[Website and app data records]
----

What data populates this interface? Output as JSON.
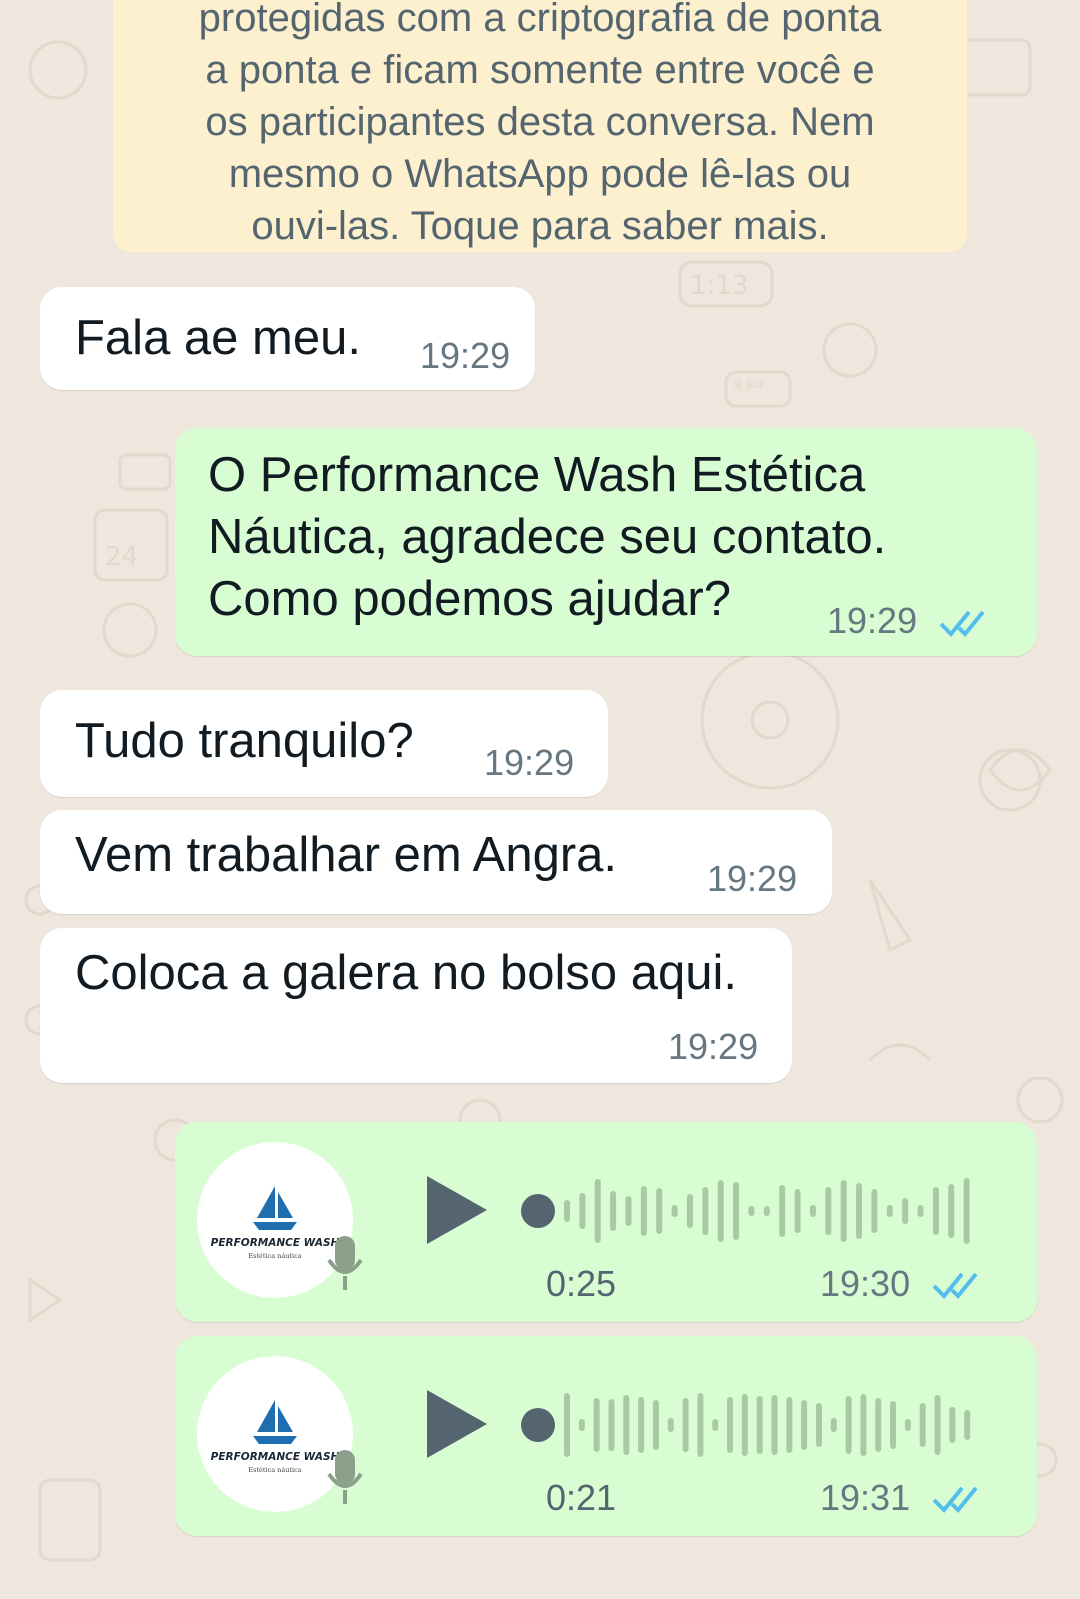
{
  "encryption_notice": {
    "lines": [
      "protegidas com a criptografia de ponta",
      "a ponta e ficam somente entre você e",
      "os participantes desta conversa. Nem",
      "mesmo o WhatsApp pode lê-las ou",
      "ouvi-las. Toque para saber mais."
    ]
  },
  "messages": [
    {
      "direction": "incoming",
      "text": "Fala ae meu.",
      "time": "19:29"
    },
    {
      "direction": "outgoing",
      "lines": [
        "O Performance Wash Estética",
        "Náutica, agradece seu contato.",
        "Como podemos ajudar?"
      ],
      "time": "19:29",
      "status": "read"
    },
    {
      "direction": "incoming",
      "text": "Tudo tranquilo?",
      "time": "19:29"
    },
    {
      "direction": "incoming",
      "text": "Vem trabalhar em Angra.",
      "time": "19:29"
    },
    {
      "direction": "incoming",
      "text": "Coloca a galera no bolso aqui.",
      "time": "19:29"
    }
  ],
  "voice_notes": [
    {
      "duration": "0:25",
      "time": "19:30",
      "status": "read",
      "avatar_brand": "PERFORMANCE WASH",
      "avatar_tagline": "Estética náutica"
    },
    {
      "duration": "0:21",
      "time": "19:31",
      "status": "read",
      "avatar_brand": "PERFORMANCE WASH",
      "avatar_tagline": "Estética náutica"
    }
  ],
  "doodle_text": {
    "clock": "1:13",
    "calendar": "24",
    "password": "***"
  },
  "colors": {
    "wallpaper": "#efe7dd",
    "incoming_bubble": "#ffffff",
    "outgoing_bubble": "#d9fdd3",
    "notice_bubble": "#fdf0cf",
    "read_ticks": "#53bdeb",
    "play_button": "#54656f",
    "wave_unplayed": "#a9c9a4"
  }
}
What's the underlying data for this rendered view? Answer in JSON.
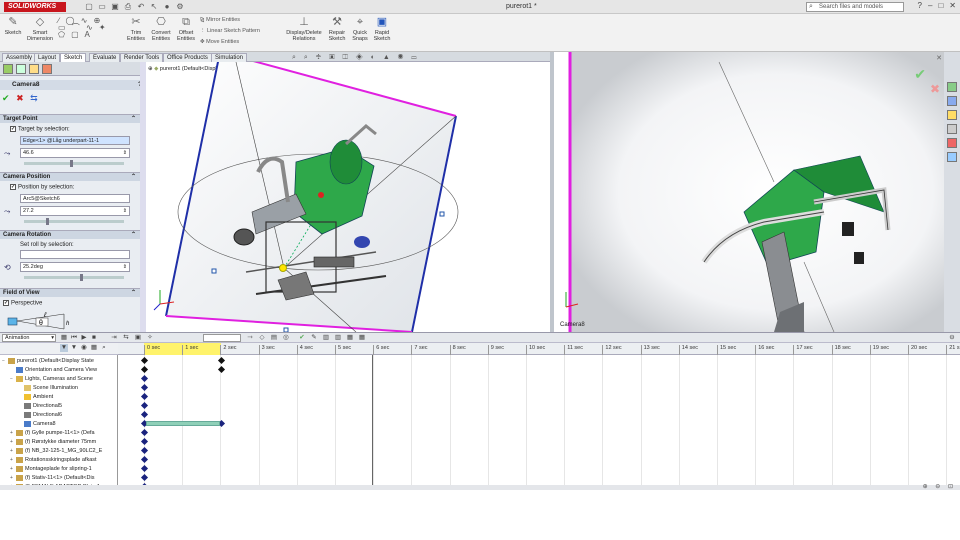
{
  "app": {
    "logo_text": "SOLIDWORKS",
    "doc_title": "purerot1 *"
  },
  "search": {
    "placeholder": "Search files and models"
  },
  "window_controls": [
    "?",
    "–",
    "□",
    "✕"
  ],
  "ribbon": {
    "large": [
      {
        "label": "Sketch",
        "icon": "sketch-icon"
      },
      {
        "label": "Smart Dimension",
        "icon": "smart-dimension-icon"
      },
      {
        "label": "Trim Entities",
        "icon": "trim-icon"
      },
      {
        "label": "Convert Entities",
        "icon": "convert-icon"
      },
      {
        "label": "Offset Entities",
        "icon": "offset-icon"
      },
      {
        "label": "Display/Delete Relations",
        "icon": "relations-icon"
      },
      {
        "label": "Repair Sketch",
        "icon": "repair-icon"
      },
      {
        "label": "Quick Snaps",
        "icon": "snaps-icon"
      },
      {
        "label": "Rapid Sketch",
        "icon": "rapid-sketch-icon"
      }
    ],
    "small": [
      "Mirror Entities",
      "Linear Sketch Pattern",
      "Move Entities"
    ]
  },
  "tabs": [
    "Assembly",
    "Layout",
    "Sketch",
    "Evaluate",
    "Render Tools",
    "Office Products",
    "Simulation"
  ],
  "active_tab": "Sketch",
  "property_manager": {
    "title": "Camera8",
    "help": "?",
    "target_point": {
      "header": "Target Point",
      "checkbox": "Target by selection:",
      "selection": "Edge<1> @Låg underpart-11-1",
      "value": "46.6"
    },
    "camera_position": {
      "header": "Camera Position",
      "checkbox": "Position by selection:",
      "selection": "Arc5@Sketch6",
      "value": "27.2"
    },
    "camera_rotation": {
      "header": "Camera Rotation",
      "label": "Set roll by selection:",
      "selection": "",
      "value": "25.2deg"
    },
    "field_of_view": {
      "header": "Field of View",
      "checkbox": "Perspective",
      "symbols": [
        "ℓ",
        "θ",
        "h"
      ]
    }
  },
  "viewport": {
    "tree_label": "purerot1 (Default<Display",
    "camera_label": "Camera8"
  },
  "motion": {
    "study_type": "Animation",
    "time_ruler": [
      "0 sec",
      "1 sec",
      "2 sec",
      "3 sec",
      "4 sec",
      "5 sec",
      "6 sec",
      "7 sec",
      "8 sec",
      "9 sec",
      "10 sec",
      "11 sec",
      "12 sec",
      "13 sec",
      "14 sec",
      "15 sec",
      "16 sec",
      "17 sec",
      "18 sec",
      "19 sec",
      "20 sec",
      "21 s"
    ],
    "tree": [
      {
        "label": "purerot1 (Default<Display State",
        "level": 0,
        "expand": "−"
      },
      {
        "label": "Orientation and Camera View",
        "level": 1,
        "expand": ""
      },
      {
        "label": "Lights, Cameras and Scene",
        "level": 1,
        "expand": "−"
      },
      {
        "label": "Scene Illumination",
        "level": 2,
        "expand": ""
      },
      {
        "label": "Ambient",
        "level": 2,
        "expand": ""
      },
      {
        "label": "Directional5",
        "level": 2,
        "expand": ""
      },
      {
        "label": "Directional6",
        "level": 2,
        "expand": ""
      },
      {
        "label": "Camera8",
        "level": 2,
        "expand": ""
      },
      {
        "label": "(f) Gylle pumpe-11<1> (Defa",
        "level": 1,
        "expand": "+"
      },
      {
        "label": "(f) Rørstykke diameter 75mm",
        "level": 1,
        "expand": "+"
      },
      {
        "label": "(f) NB_32-125-1_MG_90LC2_E",
        "level": 1,
        "expand": "+"
      },
      {
        "label": "Rotationsskiringsplade afkast",
        "level": 1,
        "expand": "+"
      },
      {
        "label": "Montageplade for slipring-1",
        "level": 1,
        "expand": "+"
      },
      {
        "label": "(f) Stativ-11<1> (Default<Dis",
        "level": 1,
        "expand": "+"
      },
      {
        "label": "(f) FEMALE ADAPTOR Plain-1",
        "level": 1,
        "expand": "+"
      }
    ]
  },
  "colors": {
    "tank_green": "#2ea84a",
    "frame_blue": "#1f2fa8",
    "frame_magenta": "#e020e0",
    "timeline_highlight": "#fff36b",
    "keyframe": "#1a237e",
    "camera_bar": "#8fd0b8"
  }
}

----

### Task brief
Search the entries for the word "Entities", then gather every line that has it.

### The completed task
        "label": "Trim Entities",
        "label": "Convert Entities",
        "label": "Offset Entities",
      "Mirror Entities",
      "Move Entities"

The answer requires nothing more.